In this Random Nun Clip, Sister Joan Dawber describes how Catholic sisters live in community and hope with women who’ve survived human trafficking. Hear the full In Good Faith episode IGF042 at aNunsLife.org.
This podcast is brought to you by one of our sponsors, the Sisters of the Holy Cross.
Let us know what you thought of the podcast by taking this short 3-minute survey! Your input helps us shape the future of our Random Nun Clips program! Click HERE to take the survey. Thank you!
This podcast is brought to you by one of our sponsors, Vision Vocation Network.
I'm Sister Maxine, and my guest is Sister Joan Dawber. She's the founder of LifeWay Network, which since 2007, has provided safe housing in the New York City area for women who are survivors of human trafficking. As you think about the women you have worked with in the past, but also currently, what kinds of trafficking have they experienced? Tell me about the people that you live and work with.

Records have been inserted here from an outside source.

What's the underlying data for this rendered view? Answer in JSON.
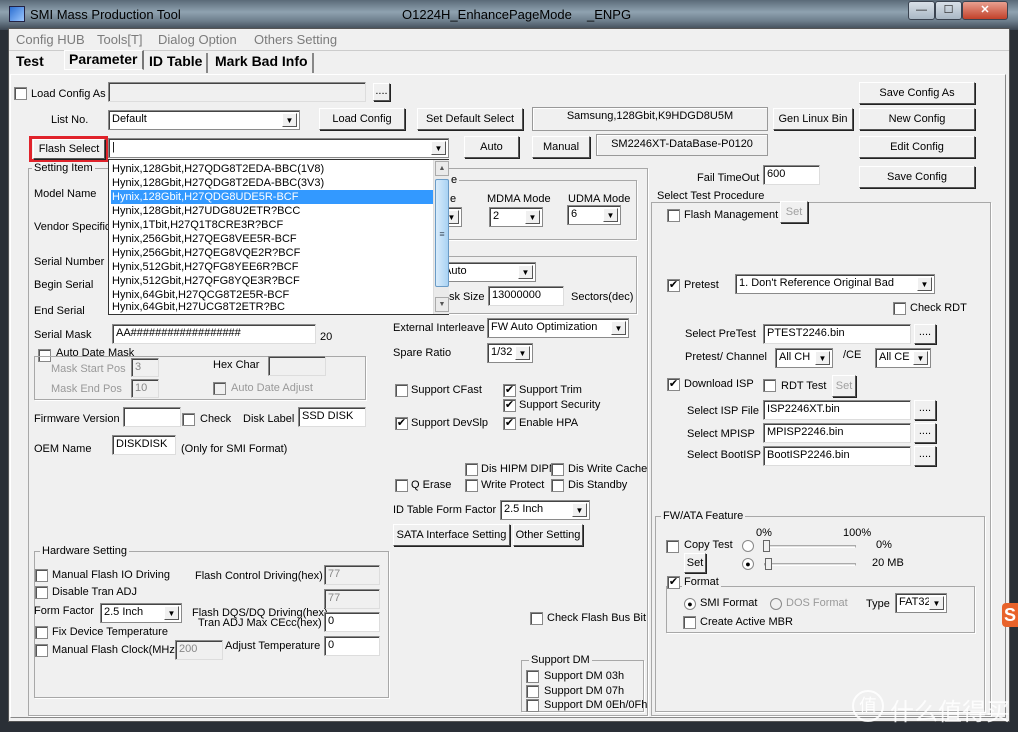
{
  "window": {
    "app_title": "SMI Mass Production Tool",
    "version_title": "O1224H_EnhancePageMode",
    "suffix": "_ENPG",
    "min": "—",
    "max": "☐",
    "close": "✕"
  },
  "menu": [
    "Config HUB",
    "Tools[T]",
    "Dialog Option",
    "Others Setting"
  ],
  "tabs": [
    {
      "label": "Test"
    },
    {
      "label": "Parameter",
      "active": true
    },
    {
      "label": "ID Table"
    },
    {
      "label": "Mark Bad Info"
    }
  ],
  "top": {
    "load_config_as": "Load Config As",
    "load_config_path": "",
    "browse": "....",
    "list_no_label": "List No.",
    "list_no": "Default",
    "load_config": "Load Config",
    "set_default_select": "Set Default Select",
    "current_flash": "Samsung,128Gbit,K9HDGD8U5M",
    "gen_linux_bin": "Gen Linux Bin",
    "save_config_as": "Save Config As",
    "new_config": "New Config",
    "edit_config": "Edit Config",
    "save_config": "Save Config",
    "flash_select": "Flash Select",
    "flash_select_value": "|",
    "auto": "Auto",
    "manual": "Manual",
    "database": "SM2246XT-DataBase-P0120",
    "fail_timeout_label": "Fail TimeOut",
    "fail_timeout": "600",
    "highlight_color": "#e0232b"
  },
  "flash_list": {
    "selected_index": 2,
    "items": [
      "Hynix,128Gbit,H27QDG8T2EDA-BBC(1V8)",
      "Hynix,128Gbit,H27QDG8T2EDA-BBC(3V3)",
      "Hynix,128Gbit,H27QDG8UDE5R-BCF",
      "Hynix,128Gbit,H27UDG8U2ETR?BCC",
      "Hynix,1Tbit,H27Q1T8CRE3R?BCF",
      "Hynix,256Gbit,H27QEG8VEE5R-BCF",
      "Hynix,256Gbit,H27QEG8VQE2R?BCF",
      "Hynix,512Gbit,H27QFG8YEE6R?BCF",
      "Hynix,512Gbit,H27QFG8YQE3R?BCF",
      "Hynix,64Gbit,H27QCG8T2E5R-BCF",
      "Hynix,64Gbit,H27UCG8T2ETR?BC"
    ]
  },
  "setting": {
    "title": "Setting Item",
    "model_name": "Model Name",
    "vendor_specific": "Vendor Specific",
    "serial_number": "Serial Number",
    "begin_serial": "Begin Serial",
    "end_serial": "End Serial",
    "serial_mask_label": "Serial Mask",
    "serial_mask": "AA##################",
    "serial_mask_len": "20",
    "auto_date_mask": "Auto Date Mask",
    "mask_start_pos": "Mask Start Pos",
    "mask_start": "3",
    "mask_end_pos": "Mask End Pos",
    "mask_end": "10",
    "hex_char": "Hex Char",
    "auto_date_adjust": "Auto Date Adjust",
    "firmware_version": "Firmware Version",
    "check": "Check",
    "disk_label_label": "Disk Label",
    "disk_label": "SSD DISK",
    "oem_name_label": "OEM Name",
    "oem_name": "DISKDISK",
    "oem_note": "(Only for SMI Format)"
  },
  "mode": {
    "group_title_tail": "e",
    "pio_tail": "e",
    "mdma_label": "MDMA Mode",
    "mdma": "2",
    "udma_label": "UDMA Mode",
    "udma": "6",
    "capacity_mode": "Auto",
    "disk_size_label_tail": "sk Size",
    "disk_size": "13000000",
    "disk_size_unit": "Sectors(dec)",
    "ext_interleave_label": "External Interleave",
    "ext_interleave": "FW Auto Optimization",
    "spare_ratio_label": "Spare Ratio",
    "spare_ratio": "1/32"
  },
  "features": {
    "support_cfast": {
      "label": "Support CFast",
      "checked": false
    },
    "support_trim": {
      "label": "Support Trim",
      "checked": true
    },
    "support_security": {
      "label": "Support Security",
      "checked": true
    },
    "support_devslp": {
      "label": "Support DevSlp",
      "checked": true
    },
    "enable_hpa": {
      "label": "Enable HPA",
      "checked": true
    },
    "dis_hipm_dipm": {
      "label": "Dis HIPM DIPM",
      "checked": false
    },
    "dis_write_cache": {
      "label": "Dis Write Cache",
      "checked": false
    },
    "q_erase": {
      "label": "Q Erase",
      "checked": false
    },
    "write_protect": {
      "label": "Write Protect",
      "checked": false
    },
    "dis_standby": {
      "label": "Dis Standby",
      "checked": false
    },
    "id_form_factor_label": "ID Table Form Factor",
    "id_form_factor": "2.5 Inch",
    "sata_interface_setting": "SATA Interface Setting",
    "other_setting": "Other Setting",
    "check_flash_bus_bit": "Check Flash Bus Bit"
  },
  "support_dm": {
    "title": "Support DM",
    "items": [
      "Support DM 03h",
      "Support DM 07h",
      "Support DM 0Eh/0Fh"
    ]
  },
  "hardware": {
    "title": "Hardware Setting",
    "manual_flash_io": "Manual Flash IO Driving",
    "flash_control_driving_label": "Flash Control Driving(hex)",
    "flash_control_driving": "77",
    "disable_tran_adj": "Disable Tran ADJ",
    "flash_dqs_value": "77",
    "form_factor_label": "Form Factor",
    "form_factor": "2.5 Inch",
    "flash_dqs_label": "Flash DQS/DQ Driving(hex)",
    "tran_adj_label": "Tran ADJ Max CEcc(hex)",
    "tran_adj": "0",
    "fix_device_temp": "Fix Device Temperature",
    "manual_flash_clock": "Manual Flash Clock(MHz)",
    "flash_clock": "200",
    "adjust_temp_label": "Adjust Temperature",
    "adjust_temp": "0"
  },
  "procedure": {
    "title": "Select Test Procedure",
    "flash_management": "Flash Management",
    "set": "Set",
    "pretest": "Pretest",
    "pretest_mode": "1. Don't Reference Original Bad",
    "check_rdt": "Check RDT",
    "select_pretest_label": "Select PreTest",
    "pretest_file": "PTEST2246.bin",
    "browse": "....",
    "pretest_channel_label": "Pretest/ Channel",
    "channel": "All CH",
    "ce_label": "/CE",
    "ce": "All CE",
    "download_isp": "Download ISP",
    "rdt_test": "RDT Test",
    "select_isp_label": "Select ISP File",
    "isp_file": "ISP2246XT.bin",
    "select_mpisp_label": "Select MPISP",
    "mpisp_file": "MPISP2246.bin",
    "select_bootisp_label": "Select BootISP",
    "bootisp_file": "BootISP2246.bin"
  },
  "fwata": {
    "title": "FW/ATA Feature",
    "scale_min": "0%",
    "scale_max": "100%",
    "copy_test": "Copy Test",
    "percent_value": "0%",
    "size_value": "20 MB",
    "set": "Set",
    "format": "Format",
    "smi_format": "SMI Format",
    "dos_format": "DOS Format",
    "type_label": "Type",
    "type": "FAT32",
    "create_active_mbr": "Create Active MBR",
    "percent_slider": 0,
    "size_slider": 0.02
  },
  "watermark": {
    "logo_char": "值",
    "text": "什么值得买",
    "side_badge": "S"
  }
}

We decided that we would open the houses to women over the age of 18. Anybody younger, they will be considered minors. We knew of other places that were working with minor children off the street, etc. The women come from 37 different countries. At the very beginning, we had Chinese, we've had women from Mexico, we've had women from Africa, American-born women. Each one is unique in her own experience. So LifeWay Network decided right from the get-go to take in women who are sex trafficked, and women who are labor trafficked. Most agencies just took the sex trafficking, they were not specific to human trafficking survivors. They would take them as domestic violence, as if they were domestic violence shelters. So LifeWay was one of the only places in New York specifically for survivors of human trafficking.
And in the houses, it's more than just a place where they reside, and be safe, although certainly that's a main feature. But they have an experience of community life.
Yes. That was one of our first things about how do we work with the women once they're in the houses, and we knew that we could not really meet all the needs that were crying out. So at the very beginning, in order to have somebody come to the safe house, they had to come through a social service agency, who would screen them, and then provide them with a case manager. So when they came to the house, the majority of our work was to make sure that they were safe and felt safe. And then we did things within the house itself, we offered programming within the house itself. But the case manager was the person who would be doing all the referrals outside the house. The most important thing, I think, for us was to provide that atmosphere of welcome and home. And we did that by working with the coalition. And speaking about having a host community live in the house. So after quite some discernment, three sisters came forward and decided that they would form an intentional community to live in the house. The idea was for them to live in the house and be with the women, but also to go out to work for themselves to their own ministries during the day. And they would come home in the evening and live with the women in the house. So in order for us to do that, we then hired a house manager who would be present in the house during the day. And a social worker who would then you know, collaborate with the case manager on behalf of the women. But the host community was really the major piece of that. It just gave them a sense of community. We talk about community. It's so hard for people to understand community and to try and live it.
The sense of belonging is crucial for a person to feel safe.
Oh, absolutely. Absolutely. I think one of the hardest things for the women to understand, and they really found it hard, was that people cared about them, and didn't want anything from them. You know, "Why are you doing this for me?" They couldn't understand it, because their lives have been so manipulative. And when they finally did, it was such a breakthrough and such a relief to them.
To understand that people would care about them, that people could be trusted.
And the trust level, of course, when we're talking about survivors of human trafficking, their trust has been demolished, broken, many times broken. And so for them to even begin to think of trusting--just very difficult.
This transcript has been lightly edited for readability.